Conclusion ####4

It is enveloping after a very slow and bewildering first half. All acted and given strength and vitality by the manner of descriptive framing and visual close up imagery making us from early on able not to regard this as a surreal or post ‘apocalyptic’ time. It recalls Wild (Reece Witherspoon) more than the darker more intense and wider plotted The Survivalist (Martin McCann) but does little to examine the way people choose to live in any real sense. This is a very singular tale told well with a crescendo of and ending no one would be expecting in their wildest imaginings but Tom Geens has us believe this very edgy, very provocative, insular movie and he manages to, as movies of this kind do confine us to within his horizons.

John Graham

5 April 2016

Belfast
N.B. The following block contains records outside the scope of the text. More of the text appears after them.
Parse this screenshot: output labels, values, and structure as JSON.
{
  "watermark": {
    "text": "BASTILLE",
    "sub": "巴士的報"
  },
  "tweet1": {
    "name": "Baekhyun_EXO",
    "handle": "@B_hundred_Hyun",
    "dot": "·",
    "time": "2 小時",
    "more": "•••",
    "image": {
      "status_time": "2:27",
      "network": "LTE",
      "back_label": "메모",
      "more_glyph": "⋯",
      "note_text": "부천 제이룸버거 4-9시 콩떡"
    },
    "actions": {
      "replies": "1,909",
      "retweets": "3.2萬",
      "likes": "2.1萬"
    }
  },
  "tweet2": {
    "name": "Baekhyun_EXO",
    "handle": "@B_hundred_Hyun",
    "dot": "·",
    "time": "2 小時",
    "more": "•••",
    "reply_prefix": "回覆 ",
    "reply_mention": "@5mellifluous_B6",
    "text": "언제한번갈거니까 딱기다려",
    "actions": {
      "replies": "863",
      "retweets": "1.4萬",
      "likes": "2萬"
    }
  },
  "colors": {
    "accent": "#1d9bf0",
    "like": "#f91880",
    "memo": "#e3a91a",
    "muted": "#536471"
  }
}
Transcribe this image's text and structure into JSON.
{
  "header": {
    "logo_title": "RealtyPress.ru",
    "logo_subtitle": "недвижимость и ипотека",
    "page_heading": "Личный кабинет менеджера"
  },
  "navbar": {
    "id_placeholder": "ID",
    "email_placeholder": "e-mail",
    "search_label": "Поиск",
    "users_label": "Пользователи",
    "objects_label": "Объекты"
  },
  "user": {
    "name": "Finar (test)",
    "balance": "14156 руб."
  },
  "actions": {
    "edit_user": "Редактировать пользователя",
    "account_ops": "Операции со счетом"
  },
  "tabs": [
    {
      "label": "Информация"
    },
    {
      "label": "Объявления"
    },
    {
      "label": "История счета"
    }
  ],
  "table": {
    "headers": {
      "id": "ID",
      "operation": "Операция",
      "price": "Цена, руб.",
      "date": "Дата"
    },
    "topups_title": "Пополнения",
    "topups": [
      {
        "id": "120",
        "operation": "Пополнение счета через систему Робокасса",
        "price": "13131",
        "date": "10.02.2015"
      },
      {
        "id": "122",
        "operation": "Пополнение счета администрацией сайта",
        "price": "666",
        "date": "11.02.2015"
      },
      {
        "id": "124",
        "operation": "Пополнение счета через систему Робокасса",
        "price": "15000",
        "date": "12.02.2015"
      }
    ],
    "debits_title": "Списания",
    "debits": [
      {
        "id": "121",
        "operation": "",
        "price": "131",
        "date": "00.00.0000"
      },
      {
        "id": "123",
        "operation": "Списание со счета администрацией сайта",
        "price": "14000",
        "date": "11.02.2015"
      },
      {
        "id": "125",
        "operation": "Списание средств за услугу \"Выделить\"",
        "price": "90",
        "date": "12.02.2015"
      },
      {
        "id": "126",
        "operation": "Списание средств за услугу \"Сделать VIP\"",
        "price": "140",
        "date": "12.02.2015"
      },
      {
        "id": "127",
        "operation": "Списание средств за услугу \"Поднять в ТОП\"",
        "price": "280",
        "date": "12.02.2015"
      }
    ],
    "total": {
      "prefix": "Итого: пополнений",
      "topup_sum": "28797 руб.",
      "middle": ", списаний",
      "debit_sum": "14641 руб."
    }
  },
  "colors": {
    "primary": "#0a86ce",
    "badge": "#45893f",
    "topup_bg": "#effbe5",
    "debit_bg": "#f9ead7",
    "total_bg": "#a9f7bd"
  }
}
It is on at QFT Belfast from Friday 8 April, this Friday, to Thursday 14 April 2015. It’s not a bundle of laughs and is at times very disturbing and though it has a 12a ratings it is likely to cause some a few nightmares which you would not wish on anyone!